---------- DATA SHOWN
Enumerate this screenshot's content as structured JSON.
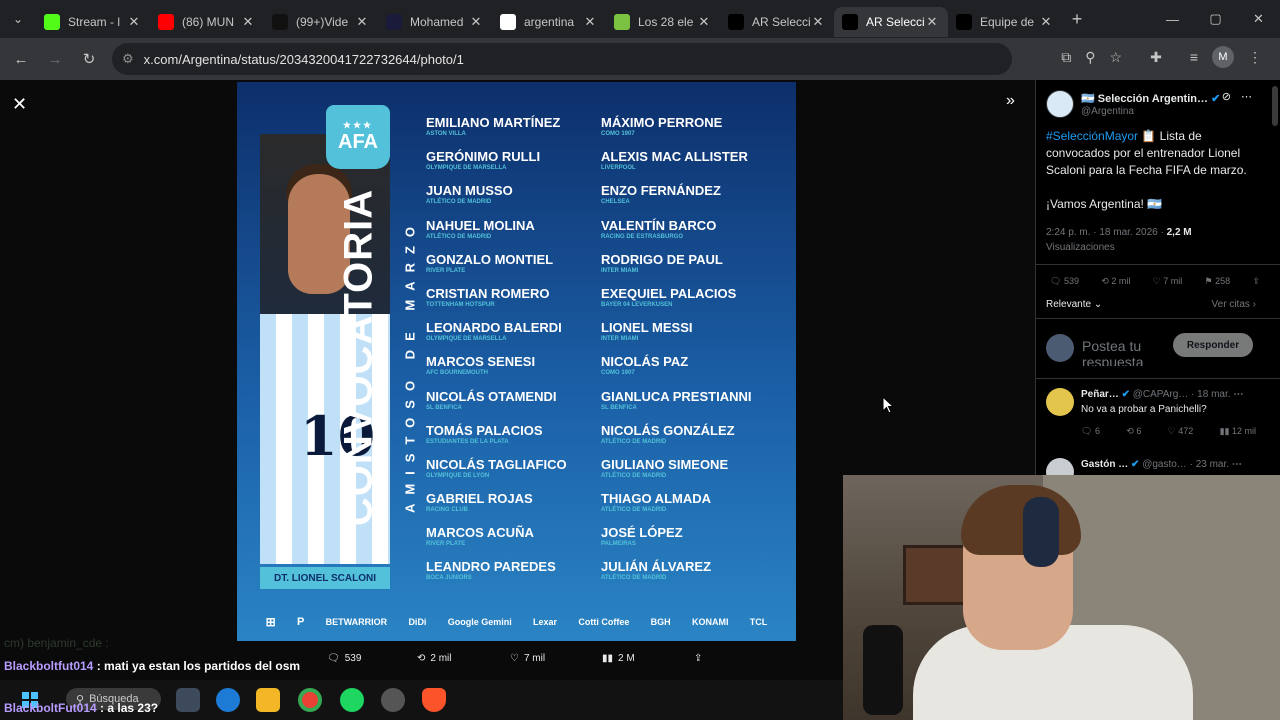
{
  "browser": {
    "tabs": [
      {
        "title": "Stream - l",
        "favicon": "kick-icon",
        "color": "#53fc18"
      },
      {
        "title": "(86) MUN",
        "favicon": "youtube-icon",
        "color": "#ff0000"
      },
      {
        "title": "(99+)Vide",
        "favicon": "tiktok-icon",
        "color": "#111111"
      },
      {
        "title": "Mohamed",
        "favicon": "fm-icon",
        "color": "#1a1a3a"
      },
      {
        "title": "argentina",
        "favicon": "google-icon",
        "color": "#ffffff"
      },
      {
        "title": "Los 28 ele",
        "favicon": "ole-icon",
        "color": "#7cc242"
      },
      {
        "title": "AR Selecci",
        "favicon": "x-icon",
        "color": "#000000"
      },
      {
        "title": "AR Selecci",
        "favicon": "x-icon",
        "color": "#000000"
      },
      {
        "title": "Equipe de",
        "favicon": "x-icon",
        "color": "#000000"
      }
    ],
    "url": "x.com/Argentina/status/2034320041722732644/photo/1",
    "profile_initial": "M"
  },
  "graphic": {
    "afa_text": "AFA",
    "title": "CONVOCATORIA",
    "subtitle": "AMISTOSO DE MARZO",
    "coach": "DT. LIONEL SCALONI",
    "jersey_number": "10",
    "col1": [
      {
        "name": "EMILIANO MARTÍNEZ",
        "club": "ASTON VILLA"
      },
      {
        "name": "GERÓNIMO RULLI",
        "club": "OLYMPIQUE DE MARSELLA"
      },
      {
        "name": "JUAN MUSSO",
        "club": "ATLÉTICO DE MADRID"
      },
      {
        "name": "NAHUEL MOLINA",
        "club": "ATLÉTICO DE MADRID"
      },
      {
        "name": "GONZALO MONTIEL",
        "club": "RIVER PLATE"
      },
      {
        "name": "CRISTIAN ROMERO",
        "club": "TOTTENHAM HOTSPUR"
      },
      {
        "name": "LEONARDO BALERDI",
        "club": "OLYMPIQUE DE MARSELLA"
      },
      {
        "name": "MARCOS SENESI",
        "club": "AFC BOURNEMOUTH"
      },
      {
        "name": "NICOLÁS OTAMENDI",
        "club": "SL BENFICA"
      },
      {
        "name": "TOMÁS PALACIOS",
        "club": "ESTUDIANTES DE LA PLATA"
      },
      {
        "name": "NICOLÁS TAGLIAFICO",
        "club": "OLYMPIQUE DE LYON"
      },
      {
        "name": "GABRIEL ROJAS",
        "club": "RACING CLUB"
      },
      {
        "name": "MARCOS ACUÑA",
        "club": "RIVER PLATE"
      },
      {
        "name": "LEANDRO PAREDES",
        "club": "BOCA JUNIORS"
      }
    ],
    "col2": [
      {
        "name": "MÁXIMO PERRONE",
        "club": "COMO 1907"
      },
      {
        "name": "ALEXIS MAC ALLISTER",
        "club": "LIVERPOOL"
      },
      {
        "name": "ENZO FERNÁNDEZ",
        "club": "CHELSEA"
      },
      {
        "name": "VALENTÍN BARCO",
        "club": "RACING DE ESTRASBURGO"
      },
      {
        "name": "RODRIGO DE PAUL",
        "club": "INTER MIAMI"
      },
      {
        "name": "EXEQUIEL PALACIOS",
        "club": "BAYER 04 LEVERKUSEN"
      },
      {
        "name": "LIONEL MESSI",
        "club": "INTER MIAMI"
      },
      {
        "name": "NICOLÁS PAZ",
        "club": "COMO 1907"
      },
      {
        "name": "GIANLUCA PRESTIANNI",
        "club": "SL BENFICA"
      },
      {
        "name": "NICOLÁS GONZÁLEZ",
        "club": "ATLÉTICO DE MADRID"
      },
      {
        "name": "GIULIANO SIMEONE",
        "club": "ATLÉTICO DE MADRID"
      },
      {
        "name": "THIAGO ALMADA",
        "club": "ATLÉTICO DE MADRID"
      },
      {
        "name": "JOSÉ LÓPEZ",
        "club": "PALMEIRAS"
      },
      {
        "name": "JULIÁN ÁLVAREZ",
        "club": "ATLÉTICO DE MADRID"
      }
    ],
    "sponsors": [
      "BETWARRIOR",
      "DiDi",
      "Google Gemini",
      "Lexar",
      "Cotti Coffee",
      "BGH",
      "KONAMI",
      "TCL"
    ]
  },
  "photo_engagement": {
    "replies": "539",
    "reposts": "2 mil",
    "likes": "7 mil",
    "views": "2 M"
  },
  "sidebar": {
    "account_name": "Selección Argentin…",
    "account_handle": "@Argentina",
    "tweet_hashtag": "#SelecciónMayor",
    "tweet_body": "📋 Lista de convocados por el entrenador Lionel Scaloni para la Fecha FIFA de marzo.",
    "tweet_line2": "¡Vamos Argentina! 🇦🇷",
    "time": "2:24 p. m. · 18 mar. 2026 ·",
    "views": "2,2 M",
    "views_label": "Visualizaciones",
    "actions": {
      "replies": "539",
      "reposts": "2 mil",
      "likes": "7 mil",
      "bookmarks": "258"
    },
    "sort_label": "Relevante",
    "quotes_label": "Ver citas",
    "reply_placeholder": "Postea tu respuesta",
    "reply_button": "Responder",
    "replies": [
      {
        "name": "Peñar…",
        "handle": "@CAPArg… · 18 mar.",
        "text": "No va a probar a Panichelli?",
        "replies": "6",
        "reposts": "6",
        "likes": "472",
        "views": "12 mil"
      },
      {
        "name": "Gastón …",
        "handle": "@gasto… · 23 mar.",
        "text": ""
      }
    ]
  },
  "chat": {
    "faint_line": "cm) benjamin_cde :",
    "messages": [
      {
        "user": "Blackboltfut014",
        "text": ": mati ya estan los partidos del osm"
      },
      {
        "user": "BlackboltFut014",
        "text": ": a las 23?"
      }
    ]
  },
  "taskbar": {
    "search_label": "Búsqueda"
  }
}
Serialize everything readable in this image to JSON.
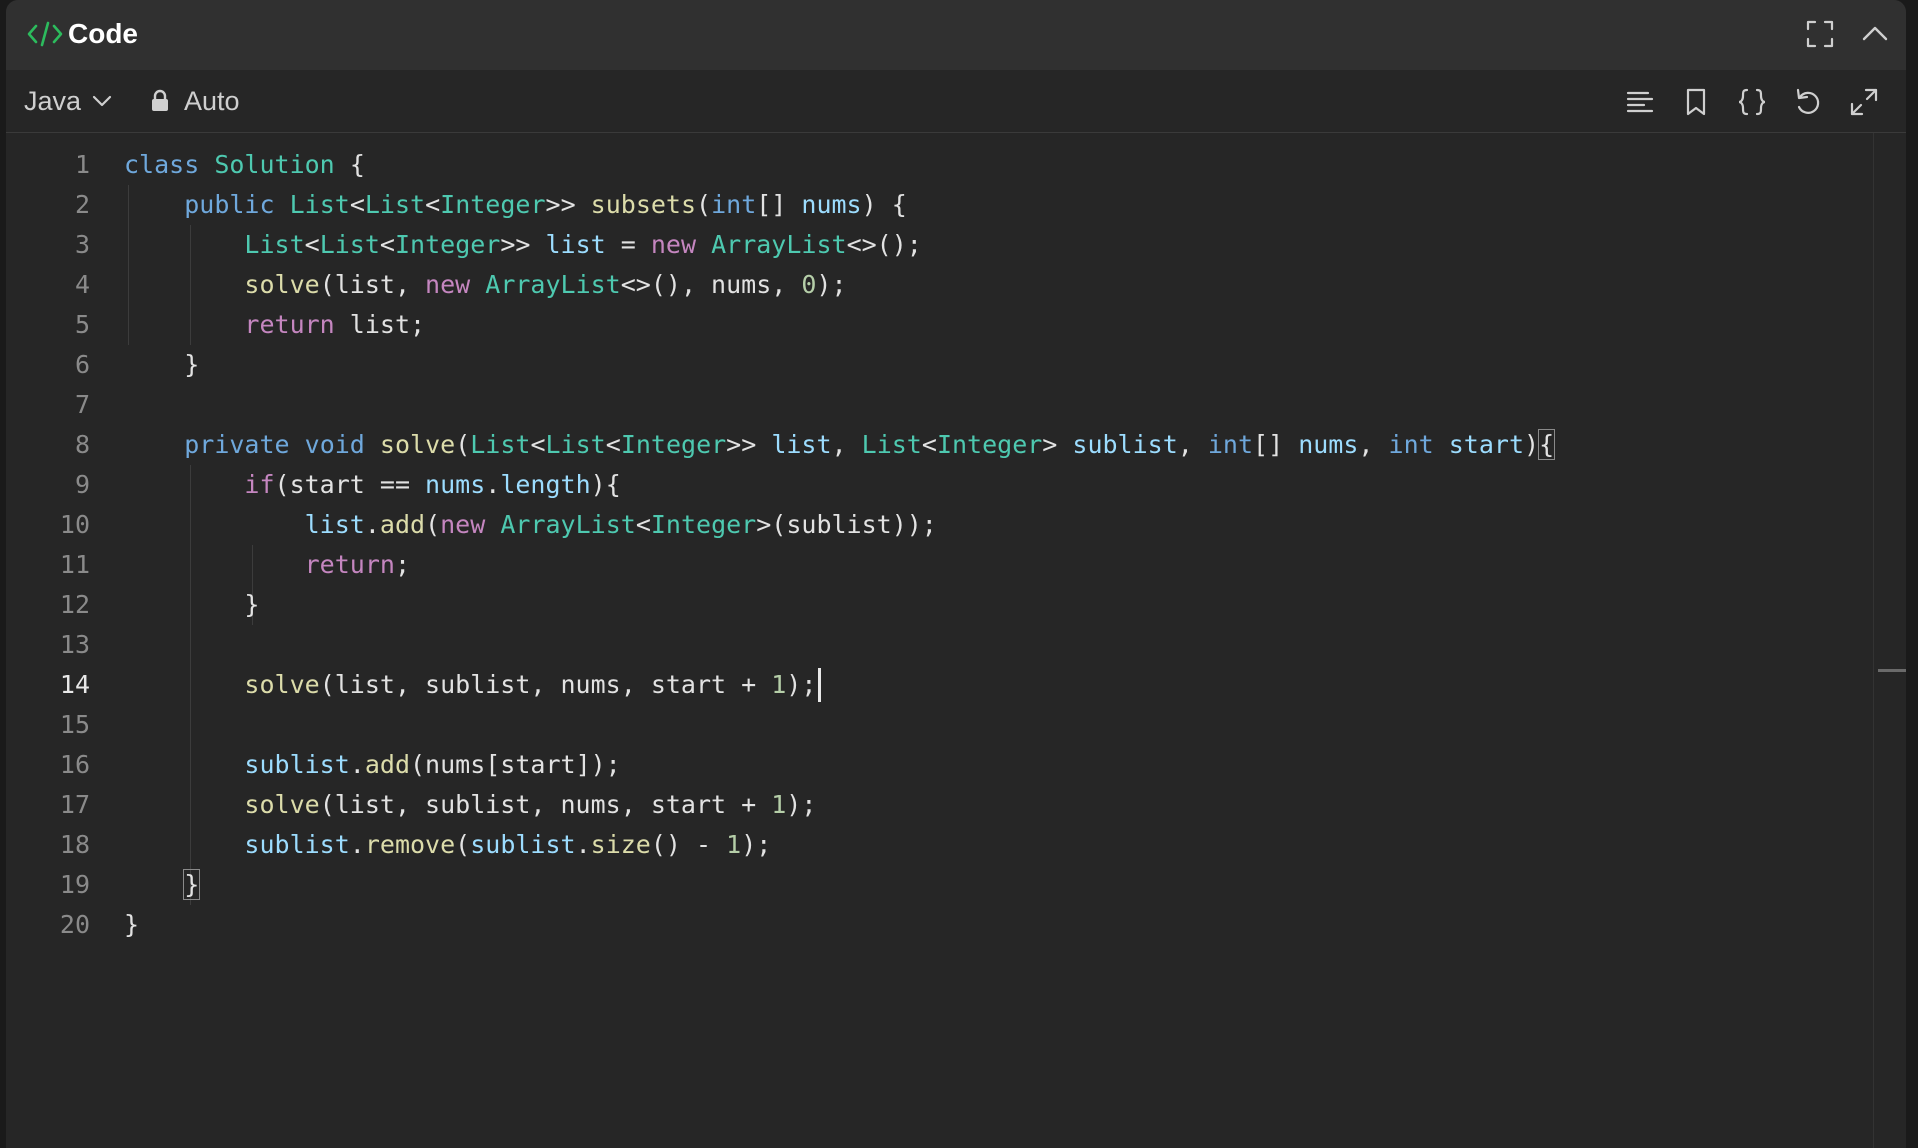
{
  "window": {
    "title": "Code"
  },
  "toolbar": {
    "language": "Java",
    "mode": "Auto"
  },
  "icons": {
    "title": "code-icon",
    "fullscreen": "fullscreen-icon",
    "collapse": "chevron-up-icon",
    "lang_dropdown": "chevron-down-icon",
    "lock": "lock-icon",
    "format": "format-icon",
    "bookmark": "bookmark-icon",
    "braces": "braces-icon",
    "reset": "undo-icon",
    "expand": "expand-icon"
  },
  "editor": {
    "active_line": 14,
    "line_numbers": [
      "1",
      "2",
      "3",
      "4",
      "5",
      "6",
      "7",
      "8",
      "9",
      "10",
      "11",
      "12",
      "13",
      "14",
      "15",
      "16",
      "17",
      "18",
      "19",
      "20"
    ]
  },
  "colors": {
    "accent_green": "#2cbb5d",
    "keyword": "#6fa8dc",
    "control": "#c586c0",
    "type": "#4ec9b0",
    "function": "#dcdcaa",
    "variable": "#9cdcfe",
    "number": "#b5cea8"
  }
}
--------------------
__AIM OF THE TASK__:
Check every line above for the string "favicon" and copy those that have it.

__RESULT FOR THIS EXERCISE__:
        "favicon": "kick-icon",
        "favicon": "youtube-icon",
        "favicon": "tiktok-icon",
        "favicon": "fm-icon",
        "favicon": "google-icon",
        "favicon": "ole-icon",
        "favicon": "x-icon",
        "favicon": "x-icon",
        "favicon": "x-icon",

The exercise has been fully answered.